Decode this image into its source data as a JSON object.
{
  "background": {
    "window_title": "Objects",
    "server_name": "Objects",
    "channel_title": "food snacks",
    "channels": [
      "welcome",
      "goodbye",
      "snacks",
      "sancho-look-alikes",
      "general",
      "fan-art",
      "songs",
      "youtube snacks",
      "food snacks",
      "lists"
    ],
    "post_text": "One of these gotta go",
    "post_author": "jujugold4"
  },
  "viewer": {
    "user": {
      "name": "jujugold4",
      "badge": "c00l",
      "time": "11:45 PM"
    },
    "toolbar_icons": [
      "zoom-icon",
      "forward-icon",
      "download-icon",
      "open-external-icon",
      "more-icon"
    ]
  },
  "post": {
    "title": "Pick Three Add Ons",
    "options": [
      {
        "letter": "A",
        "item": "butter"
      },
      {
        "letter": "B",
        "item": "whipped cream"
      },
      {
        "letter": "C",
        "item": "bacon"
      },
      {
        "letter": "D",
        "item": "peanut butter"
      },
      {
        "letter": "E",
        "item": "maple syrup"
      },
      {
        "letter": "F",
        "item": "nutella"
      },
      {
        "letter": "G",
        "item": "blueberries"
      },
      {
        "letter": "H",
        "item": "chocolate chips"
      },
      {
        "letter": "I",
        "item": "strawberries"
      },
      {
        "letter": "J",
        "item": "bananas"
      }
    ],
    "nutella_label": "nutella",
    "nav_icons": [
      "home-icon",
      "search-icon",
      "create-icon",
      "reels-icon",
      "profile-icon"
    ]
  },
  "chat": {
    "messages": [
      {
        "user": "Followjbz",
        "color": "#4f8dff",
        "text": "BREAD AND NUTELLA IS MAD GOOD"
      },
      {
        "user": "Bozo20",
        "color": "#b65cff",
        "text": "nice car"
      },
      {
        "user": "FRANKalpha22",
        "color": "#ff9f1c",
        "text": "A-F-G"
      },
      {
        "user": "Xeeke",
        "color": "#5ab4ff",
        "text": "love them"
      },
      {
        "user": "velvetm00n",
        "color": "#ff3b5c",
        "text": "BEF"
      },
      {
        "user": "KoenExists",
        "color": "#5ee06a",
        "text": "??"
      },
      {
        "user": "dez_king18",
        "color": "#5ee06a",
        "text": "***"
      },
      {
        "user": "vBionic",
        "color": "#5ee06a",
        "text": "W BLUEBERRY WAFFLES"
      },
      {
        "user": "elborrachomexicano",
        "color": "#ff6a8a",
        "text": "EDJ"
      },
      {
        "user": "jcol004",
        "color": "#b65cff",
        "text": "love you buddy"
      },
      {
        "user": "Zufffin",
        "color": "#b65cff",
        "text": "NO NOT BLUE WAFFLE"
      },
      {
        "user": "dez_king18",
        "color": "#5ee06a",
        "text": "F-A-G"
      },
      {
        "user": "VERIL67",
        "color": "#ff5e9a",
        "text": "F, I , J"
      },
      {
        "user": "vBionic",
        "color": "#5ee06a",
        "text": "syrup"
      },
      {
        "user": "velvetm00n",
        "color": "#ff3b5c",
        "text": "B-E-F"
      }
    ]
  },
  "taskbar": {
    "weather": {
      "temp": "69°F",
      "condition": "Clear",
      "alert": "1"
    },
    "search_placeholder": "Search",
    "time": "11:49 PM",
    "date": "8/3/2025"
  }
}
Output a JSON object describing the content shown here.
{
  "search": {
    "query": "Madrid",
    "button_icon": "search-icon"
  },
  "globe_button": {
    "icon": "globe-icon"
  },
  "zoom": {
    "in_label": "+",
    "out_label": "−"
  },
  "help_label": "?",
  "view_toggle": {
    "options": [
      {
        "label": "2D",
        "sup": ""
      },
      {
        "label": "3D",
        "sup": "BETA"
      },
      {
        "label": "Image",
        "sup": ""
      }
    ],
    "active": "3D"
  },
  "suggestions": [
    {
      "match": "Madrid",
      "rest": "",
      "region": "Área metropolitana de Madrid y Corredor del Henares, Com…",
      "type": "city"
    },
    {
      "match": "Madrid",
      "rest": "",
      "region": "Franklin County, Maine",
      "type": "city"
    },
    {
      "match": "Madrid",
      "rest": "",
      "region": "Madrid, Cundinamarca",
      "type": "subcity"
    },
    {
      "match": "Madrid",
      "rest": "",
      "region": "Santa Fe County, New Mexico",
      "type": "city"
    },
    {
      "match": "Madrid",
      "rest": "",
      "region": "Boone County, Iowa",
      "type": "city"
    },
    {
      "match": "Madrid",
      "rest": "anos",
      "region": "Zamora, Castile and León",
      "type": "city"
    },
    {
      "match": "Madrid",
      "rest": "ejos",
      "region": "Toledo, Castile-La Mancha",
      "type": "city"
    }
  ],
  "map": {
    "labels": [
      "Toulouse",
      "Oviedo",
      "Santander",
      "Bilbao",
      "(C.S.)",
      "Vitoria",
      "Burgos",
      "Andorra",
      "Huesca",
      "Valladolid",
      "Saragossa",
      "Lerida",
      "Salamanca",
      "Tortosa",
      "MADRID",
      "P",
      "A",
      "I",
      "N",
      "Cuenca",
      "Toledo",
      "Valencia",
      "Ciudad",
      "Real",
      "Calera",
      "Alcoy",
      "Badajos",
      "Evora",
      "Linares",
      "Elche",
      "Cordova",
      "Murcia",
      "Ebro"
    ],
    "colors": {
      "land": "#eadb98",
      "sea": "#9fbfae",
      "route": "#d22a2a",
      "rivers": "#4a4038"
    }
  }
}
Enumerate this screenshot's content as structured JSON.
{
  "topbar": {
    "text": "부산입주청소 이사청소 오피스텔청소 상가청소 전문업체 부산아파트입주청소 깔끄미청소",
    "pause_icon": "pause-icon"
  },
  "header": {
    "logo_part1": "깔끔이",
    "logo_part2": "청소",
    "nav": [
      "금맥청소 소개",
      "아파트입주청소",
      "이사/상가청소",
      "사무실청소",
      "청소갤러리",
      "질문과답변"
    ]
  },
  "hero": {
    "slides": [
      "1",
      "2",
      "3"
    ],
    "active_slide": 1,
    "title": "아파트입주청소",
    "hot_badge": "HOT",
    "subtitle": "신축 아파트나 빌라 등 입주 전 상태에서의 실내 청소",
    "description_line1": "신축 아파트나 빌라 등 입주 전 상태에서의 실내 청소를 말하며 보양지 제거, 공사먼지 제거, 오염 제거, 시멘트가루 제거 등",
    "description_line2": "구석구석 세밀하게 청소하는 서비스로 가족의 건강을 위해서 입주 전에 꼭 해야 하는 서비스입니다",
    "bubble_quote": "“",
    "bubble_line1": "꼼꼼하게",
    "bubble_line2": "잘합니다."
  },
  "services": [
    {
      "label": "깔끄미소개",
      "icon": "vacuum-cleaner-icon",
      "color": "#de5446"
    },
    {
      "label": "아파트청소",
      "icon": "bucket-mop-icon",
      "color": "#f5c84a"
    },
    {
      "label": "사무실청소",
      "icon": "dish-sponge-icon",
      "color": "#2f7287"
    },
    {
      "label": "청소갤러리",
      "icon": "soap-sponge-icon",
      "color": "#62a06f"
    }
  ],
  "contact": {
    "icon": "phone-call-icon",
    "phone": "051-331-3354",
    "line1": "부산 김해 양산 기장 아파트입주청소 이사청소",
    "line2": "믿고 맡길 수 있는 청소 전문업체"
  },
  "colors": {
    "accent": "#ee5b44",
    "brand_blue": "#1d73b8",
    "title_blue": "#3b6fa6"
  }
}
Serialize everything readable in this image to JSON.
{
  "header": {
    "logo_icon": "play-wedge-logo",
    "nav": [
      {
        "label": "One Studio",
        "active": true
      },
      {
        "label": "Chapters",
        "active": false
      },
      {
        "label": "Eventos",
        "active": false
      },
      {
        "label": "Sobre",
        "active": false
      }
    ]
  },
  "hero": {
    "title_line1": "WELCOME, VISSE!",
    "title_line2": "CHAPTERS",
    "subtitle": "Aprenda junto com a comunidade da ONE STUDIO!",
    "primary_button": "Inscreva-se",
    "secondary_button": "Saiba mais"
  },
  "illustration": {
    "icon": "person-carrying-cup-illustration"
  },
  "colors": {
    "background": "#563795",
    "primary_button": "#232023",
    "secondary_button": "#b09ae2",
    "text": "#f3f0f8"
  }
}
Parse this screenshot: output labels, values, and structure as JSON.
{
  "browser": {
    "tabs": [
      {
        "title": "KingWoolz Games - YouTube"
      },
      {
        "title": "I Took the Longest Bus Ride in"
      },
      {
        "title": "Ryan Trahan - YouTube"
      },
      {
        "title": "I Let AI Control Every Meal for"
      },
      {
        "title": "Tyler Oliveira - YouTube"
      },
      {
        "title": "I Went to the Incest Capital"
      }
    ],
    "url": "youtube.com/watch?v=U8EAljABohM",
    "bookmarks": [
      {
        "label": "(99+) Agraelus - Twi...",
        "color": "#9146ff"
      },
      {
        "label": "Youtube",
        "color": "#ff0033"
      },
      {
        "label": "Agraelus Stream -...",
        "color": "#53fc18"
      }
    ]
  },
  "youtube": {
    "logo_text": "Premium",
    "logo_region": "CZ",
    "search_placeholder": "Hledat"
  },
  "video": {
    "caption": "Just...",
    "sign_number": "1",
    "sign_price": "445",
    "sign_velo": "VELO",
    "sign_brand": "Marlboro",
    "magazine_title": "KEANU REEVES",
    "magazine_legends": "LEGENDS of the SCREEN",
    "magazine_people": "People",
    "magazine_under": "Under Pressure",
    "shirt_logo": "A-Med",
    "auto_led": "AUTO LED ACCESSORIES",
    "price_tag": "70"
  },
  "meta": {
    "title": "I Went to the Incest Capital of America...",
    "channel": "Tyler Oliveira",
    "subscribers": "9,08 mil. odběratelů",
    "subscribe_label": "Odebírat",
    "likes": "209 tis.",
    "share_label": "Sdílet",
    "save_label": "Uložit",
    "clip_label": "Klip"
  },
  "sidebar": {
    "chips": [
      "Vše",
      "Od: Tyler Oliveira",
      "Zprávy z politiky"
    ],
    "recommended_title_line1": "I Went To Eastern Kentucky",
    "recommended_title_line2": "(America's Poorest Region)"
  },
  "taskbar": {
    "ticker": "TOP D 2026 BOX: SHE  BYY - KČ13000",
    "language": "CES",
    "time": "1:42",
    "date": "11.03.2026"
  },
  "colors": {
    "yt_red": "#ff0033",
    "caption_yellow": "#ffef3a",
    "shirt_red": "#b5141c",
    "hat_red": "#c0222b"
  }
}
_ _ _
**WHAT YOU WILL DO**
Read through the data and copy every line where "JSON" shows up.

**RESPONSE TO THE EXERCISE**
Decode this image into its source data as a JSON object.
Output a JSON object describing the content shown here.
Enumerate this screenshot's content as structured JSON.
Serialize everything readable in this image to JSON.
Parse this screenshot: output labels, values, and structure as JSON.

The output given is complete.